Exercise material
+++

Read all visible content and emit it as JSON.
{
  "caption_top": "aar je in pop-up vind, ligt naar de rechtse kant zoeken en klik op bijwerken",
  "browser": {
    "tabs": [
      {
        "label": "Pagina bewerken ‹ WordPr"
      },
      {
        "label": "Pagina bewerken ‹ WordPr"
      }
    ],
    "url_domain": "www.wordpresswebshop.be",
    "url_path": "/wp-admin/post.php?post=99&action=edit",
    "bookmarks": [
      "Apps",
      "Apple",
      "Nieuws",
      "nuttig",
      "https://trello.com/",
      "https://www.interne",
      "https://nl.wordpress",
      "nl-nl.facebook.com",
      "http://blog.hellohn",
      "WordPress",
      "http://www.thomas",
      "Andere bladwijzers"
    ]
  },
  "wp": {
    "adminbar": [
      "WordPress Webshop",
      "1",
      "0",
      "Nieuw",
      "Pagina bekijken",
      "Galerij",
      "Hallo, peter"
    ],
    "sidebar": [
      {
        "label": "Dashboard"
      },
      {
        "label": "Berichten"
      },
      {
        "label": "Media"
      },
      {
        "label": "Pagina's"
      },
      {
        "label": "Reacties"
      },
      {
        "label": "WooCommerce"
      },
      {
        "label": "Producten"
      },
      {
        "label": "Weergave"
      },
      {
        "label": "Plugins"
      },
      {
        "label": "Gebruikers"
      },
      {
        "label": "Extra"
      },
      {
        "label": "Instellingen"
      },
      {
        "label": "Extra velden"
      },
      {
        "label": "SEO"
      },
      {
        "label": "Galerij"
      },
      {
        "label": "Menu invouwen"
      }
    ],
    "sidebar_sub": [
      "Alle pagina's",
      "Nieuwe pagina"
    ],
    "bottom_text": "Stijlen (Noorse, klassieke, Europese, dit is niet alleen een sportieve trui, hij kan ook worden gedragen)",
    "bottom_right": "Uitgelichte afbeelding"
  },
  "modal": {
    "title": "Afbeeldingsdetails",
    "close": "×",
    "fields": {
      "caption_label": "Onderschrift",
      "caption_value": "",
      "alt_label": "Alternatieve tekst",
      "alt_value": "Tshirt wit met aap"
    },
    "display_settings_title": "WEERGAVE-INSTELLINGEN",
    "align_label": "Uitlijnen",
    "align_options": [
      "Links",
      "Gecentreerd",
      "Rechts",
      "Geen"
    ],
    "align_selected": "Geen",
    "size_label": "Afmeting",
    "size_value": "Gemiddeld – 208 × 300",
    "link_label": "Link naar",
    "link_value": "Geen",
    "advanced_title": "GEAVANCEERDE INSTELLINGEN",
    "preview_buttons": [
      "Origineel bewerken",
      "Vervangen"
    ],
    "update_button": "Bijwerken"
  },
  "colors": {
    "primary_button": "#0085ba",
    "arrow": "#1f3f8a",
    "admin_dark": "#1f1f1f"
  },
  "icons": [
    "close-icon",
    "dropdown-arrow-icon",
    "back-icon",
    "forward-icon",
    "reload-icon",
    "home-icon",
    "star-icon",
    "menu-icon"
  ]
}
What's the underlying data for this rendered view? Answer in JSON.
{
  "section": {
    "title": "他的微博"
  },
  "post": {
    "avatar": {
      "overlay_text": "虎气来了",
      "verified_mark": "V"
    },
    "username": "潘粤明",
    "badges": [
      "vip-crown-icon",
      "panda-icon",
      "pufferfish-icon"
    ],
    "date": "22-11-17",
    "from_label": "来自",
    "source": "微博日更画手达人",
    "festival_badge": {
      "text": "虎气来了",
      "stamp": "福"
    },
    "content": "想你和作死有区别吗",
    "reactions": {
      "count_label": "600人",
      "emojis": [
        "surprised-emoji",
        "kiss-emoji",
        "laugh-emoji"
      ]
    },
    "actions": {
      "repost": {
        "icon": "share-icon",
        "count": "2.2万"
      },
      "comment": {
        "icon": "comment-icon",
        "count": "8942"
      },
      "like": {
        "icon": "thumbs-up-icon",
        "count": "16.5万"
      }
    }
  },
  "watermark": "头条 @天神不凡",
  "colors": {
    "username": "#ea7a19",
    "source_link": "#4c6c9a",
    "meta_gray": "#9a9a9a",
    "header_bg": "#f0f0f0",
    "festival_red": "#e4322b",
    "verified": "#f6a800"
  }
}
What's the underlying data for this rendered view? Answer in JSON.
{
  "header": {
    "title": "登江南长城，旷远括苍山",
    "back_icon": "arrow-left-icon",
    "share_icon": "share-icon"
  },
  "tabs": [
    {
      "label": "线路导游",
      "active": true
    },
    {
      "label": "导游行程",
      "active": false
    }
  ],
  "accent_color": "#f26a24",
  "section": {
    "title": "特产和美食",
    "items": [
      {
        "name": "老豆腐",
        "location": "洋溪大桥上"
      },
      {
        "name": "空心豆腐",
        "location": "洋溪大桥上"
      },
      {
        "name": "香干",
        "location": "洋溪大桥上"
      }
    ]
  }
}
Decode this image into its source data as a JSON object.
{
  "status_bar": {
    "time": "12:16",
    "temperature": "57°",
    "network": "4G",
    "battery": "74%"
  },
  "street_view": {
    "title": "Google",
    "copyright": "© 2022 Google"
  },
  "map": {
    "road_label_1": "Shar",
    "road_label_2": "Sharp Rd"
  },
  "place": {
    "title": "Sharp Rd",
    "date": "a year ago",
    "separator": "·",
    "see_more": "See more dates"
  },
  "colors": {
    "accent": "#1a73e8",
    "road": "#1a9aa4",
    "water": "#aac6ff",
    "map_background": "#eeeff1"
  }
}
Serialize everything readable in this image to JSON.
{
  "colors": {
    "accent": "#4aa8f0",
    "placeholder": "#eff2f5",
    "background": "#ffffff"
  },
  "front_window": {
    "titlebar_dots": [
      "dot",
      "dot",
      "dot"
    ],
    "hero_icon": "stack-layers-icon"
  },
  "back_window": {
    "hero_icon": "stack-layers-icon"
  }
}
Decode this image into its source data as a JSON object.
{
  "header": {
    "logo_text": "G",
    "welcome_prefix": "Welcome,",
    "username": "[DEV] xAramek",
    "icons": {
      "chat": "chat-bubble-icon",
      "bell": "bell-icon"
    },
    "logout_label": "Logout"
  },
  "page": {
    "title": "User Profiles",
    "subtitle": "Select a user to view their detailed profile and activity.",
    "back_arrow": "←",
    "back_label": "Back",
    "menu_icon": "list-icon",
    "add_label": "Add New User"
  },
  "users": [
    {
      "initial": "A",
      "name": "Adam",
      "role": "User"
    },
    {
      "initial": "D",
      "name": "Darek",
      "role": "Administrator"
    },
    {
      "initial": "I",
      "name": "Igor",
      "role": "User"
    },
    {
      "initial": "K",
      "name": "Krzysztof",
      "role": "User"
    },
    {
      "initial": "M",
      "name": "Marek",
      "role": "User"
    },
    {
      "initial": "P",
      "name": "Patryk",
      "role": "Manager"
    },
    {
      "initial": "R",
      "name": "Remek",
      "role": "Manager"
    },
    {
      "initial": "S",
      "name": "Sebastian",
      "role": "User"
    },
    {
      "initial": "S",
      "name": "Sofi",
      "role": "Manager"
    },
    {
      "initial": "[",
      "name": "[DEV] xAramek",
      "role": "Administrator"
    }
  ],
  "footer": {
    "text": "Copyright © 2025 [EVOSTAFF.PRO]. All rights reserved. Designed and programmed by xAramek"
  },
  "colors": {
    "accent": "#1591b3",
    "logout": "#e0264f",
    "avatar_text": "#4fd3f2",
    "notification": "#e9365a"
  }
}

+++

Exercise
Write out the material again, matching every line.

Exercise result
Read all visible content and emit it as JSON.
{
  "caption_top": "aar je in pop-up vind, ligt naar de rechtse kant zoeken en klik op bijwerken",
  "browser": {
    "tabs": [
      {
        "label": "Pagina bewerken ‹ WordPr"
      },
      {
        "label": "Pagina bewerken ‹ WordPr"
      }
    ],
    "url_domain": "www.wordpresswebshop.be",
    "url_path": "/wp-admin/post.php?post=99&action=edit",
    "bookmarks": [
      "Apps",
      "Apple",
      "Nieuws",
      "nuttig",
      "https://trello.com/",
      "https://www.interne",
      "https://nl.wordpress",
      "nl-nl.facebook.com",
      "http://blog.hellohn",
      "WordPress",
      "http://www.thomas",
      "Andere bladwijzers"
    ]
  },
  "wp": {
    "adminbar": [
      "WordPress Webshop",
      "1",
      "0",
      "Nieuw",
      "Pagina bekijken",
      "Galerij",
      "Hallo, peter"
    ],
    "sidebar": [
      {
        "label": "Dashboard"
      },
      {
        "label": "Berichten"
      },
      {
        "label": "Media"
      },
      {
        "label": "Pagina's"
      },
      {
        "label": "Reacties"
      },
      {
        "label": "WooCommerce"
      },
      {
        "label": "Producten"
      },
      {
        "label": "Weergave"
      },
      {
        "label": "Plugins"
      },
      {
        "label": "Gebruikers"
      },
      {
        "label": "Extra"
      },
      {
        "label": "Instellingen"
      },
      {
        "label": "Extra velden"
      },
      {
        "label": "SEO"
      },
      {
        "label": "Galerij"
      },
      {
        "label": "Menu invouwen"
      }
    ],
    "sidebar_sub": [
      "Alle pagina's",
      "Nieuwe pagina"
    ],
    "bottom_text": "Stijlen (Noorse, klassieke, Europese, dit is niet alleen een sportieve trui, hij kan ook worden gedragen)",
    "bottom_right": "Uitgelichte afbeelding"
  },
  "modal": {
    "title": "Afbeeldingsdetails",
    "close": "×",
    "fields": {
      "caption_label": "Onderschrift",
      "caption_value": "",
      "alt_label": "Alternatieve tekst",
      "alt_value": "Tshirt wit met aap"
    },
    "display_settings_title": "WEERGAVE-INSTELLINGEN",
    "align_label": "Uitlijnen",
    "align_options": [
      "Links",
      "Gecentreerd",
      "Rechts",
      "Geen"
    ],
    "align_selected": "Geen",
    "size_label": "Afmeting",
    "size_value": "Gemiddeld – 208 × 300",
    "link_label": "Link naar",
    "link_value": "Geen",
    "advanced_title": "GEAVANCEERDE INSTELLINGEN",
    "preview_buttons": [
      "Origineel bewerken",
      "Vervangen"
    ],
    "update_button": "Bijwerken"
  },
  "colors": {
    "primary_button": "#0085ba",
    "arrow": "#1f3f8a",
    "admin_dark": "#1f1f1f"
  },
  "icons": [
    "close-icon",
    "dropdown-arrow-icon",
    "back-icon",
    "forward-icon",
    "reload-icon",
    "home-icon",
    "star-icon",
    "menu-icon"
  ]
}
What's the underlying data for this rendered view? Answer in JSON.
{
  "section": {
    "title": "他的微博"
  },
  "post": {
    "avatar": {
      "overlay_text": "虎气来了",
      "verified_mark": "V"
    },
    "username": "潘粤明",
    "badges": [
      "vip-crown-icon",
      "panda-icon",
      "pufferfish-icon"
    ],
    "date": "22-11-17",
    "from_label": "来自",
    "source": "微博日更画手达人",
    "festival_badge": {
      "text": "虎气来了",
      "stamp": "福"
    },
    "content": "想你和作死有区别吗",
    "reactions": {
      "count_label": "600人",
      "emojis": [
        "surprised-emoji",
        "kiss-emoji",
        "laugh-emoji"
      ]
    },
    "actions": {
      "repost": {
        "icon": "share-icon",
        "count": "2.2万"
      },
      "comment": {
        "icon": "comment-icon",
        "count": "8942"
      },
      "like": {
        "icon": "thumbs-up-icon",
        "count": "16.5万"
      }
    }
  },
  "watermark": "头条 @天神不凡",
  "colors": {
    "username": "#ea7a19",
    "source_link": "#4c6c9a",
    "meta_gray": "#9a9a9a",
    "header_bg": "#f0f0f0",
    "festival_red": "#e4322b",
    "verified": "#f6a800"
  }
}
What's the underlying data for this rendered view? Answer in JSON.
{
  "header": {
    "title": "登江南长城，旷远括苍山",
    "back_icon": "arrow-left-icon",
    "share_icon": "share-icon"
  },
  "tabs": [
    {
      "label": "线路导游",
      "active": true
    },
    {
      "label": "导游行程",
      "active": false
    }
  ],
  "accent_color": "#f26a24",
  "section": {
    "title": "特产和美食",
    "items": [
      {
        "name": "老豆腐",
        "location": "洋溪大桥上"
      },
      {
        "name": "空心豆腐",
        "location": "洋溪大桥上"
      },
      {
        "name": "香干",
        "location": "洋溪大桥上"
      }
    ]
  }
}
Decode this image into its source data as a JSON object.
{
  "status_bar": {
    "time": "12:16",
    "temperature": "57°",
    "network": "4G",
    "battery": "74%"
  },
  "street_view": {
    "title": "Google",
    "copyright": "© 2022 Google"
  },
  "map": {
    "road_label_1": "Shar",
    "road_label_2": "Sharp Rd"
  },
  "place": {
    "title": "Sharp Rd",
    "date": "a year ago",
    "separator": "·",
    "see_more": "See more dates"
  },
  "colors": {
    "accent": "#1a73e8",
    "road": "#1a9aa4",
    "water": "#aac6ff",
    "map_background": "#eeeff1"
  }
}
Serialize everything readable in this image to JSON.
{
  "colors": {
    "accent": "#4aa8f0",
    "placeholder": "#eff2f5",
    "background": "#ffffff"
  },
  "front_window": {
    "titlebar_dots": [
      "dot",
      "dot",
      "dot"
    ],
    "hero_icon": "stack-layers-icon"
  },
  "back_window": {
    "hero_icon": "stack-layers-icon"
  }
}
Decode this image into its source data as a JSON object.
{
  "header": {
    "logo_text": "G",
    "welcome_prefix": "Welcome,",
    "username": "[DEV] xAramek",
    "icons": {
      "chat": "chat-bubble-icon",
      "bell": "bell-icon"
    },
    "logout_label": "Logout"
  },
  "page": {
    "title": "User Profiles",
    "subtitle": "Select a user to view their detailed profile and activity.",
    "back_arrow": "←",
    "back_label": "Back",
    "menu_icon": "list-icon",
    "add_label": "Add New User"
  },
  "users": [
    {
      "initial": "A",
      "name": "Adam",
      "role": "User"
    },
    {
      "initial": "D",
      "name": "Darek",
      "role": "Administrator"
    },
    {
      "initial": "I",
      "name": "Igor",
      "role": "User"
    },
    {
      "initial": "K",
      "name": "Krzysztof",
      "role": "User"
    },
    {
      "initial": "M",
      "name": "Marek",
      "role": "User"
    },
    {
      "initial": "P",
      "name": "Patryk",
      "role": "Manager"
    },
    {
      "initial": "R",
      "name": "Remek",
      "role": "Manager"
    },
    {
      "initial": "S",
      "name": "Sebastian",
      "role": "User"
    },
    {
      "initial": "S",
      "name": "Sofi",
      "role": "Manager"
    },
    {
      "initial": "[",
      "name": "[DEV] xAramek",
      "role": "Administrator"
    }
  ],
  "footer": {
    "text": "Copyright © 2025 [EVOSTAFF.PRO]. All rights reserved. Designed and programmed by xAramek"
  },
  "colors": {
    "accent": "#1591b3",
    "logout": "#e0264f",
    "avatar_text": "#4fd3f2",
    "notification": "#e9365a"
  }
}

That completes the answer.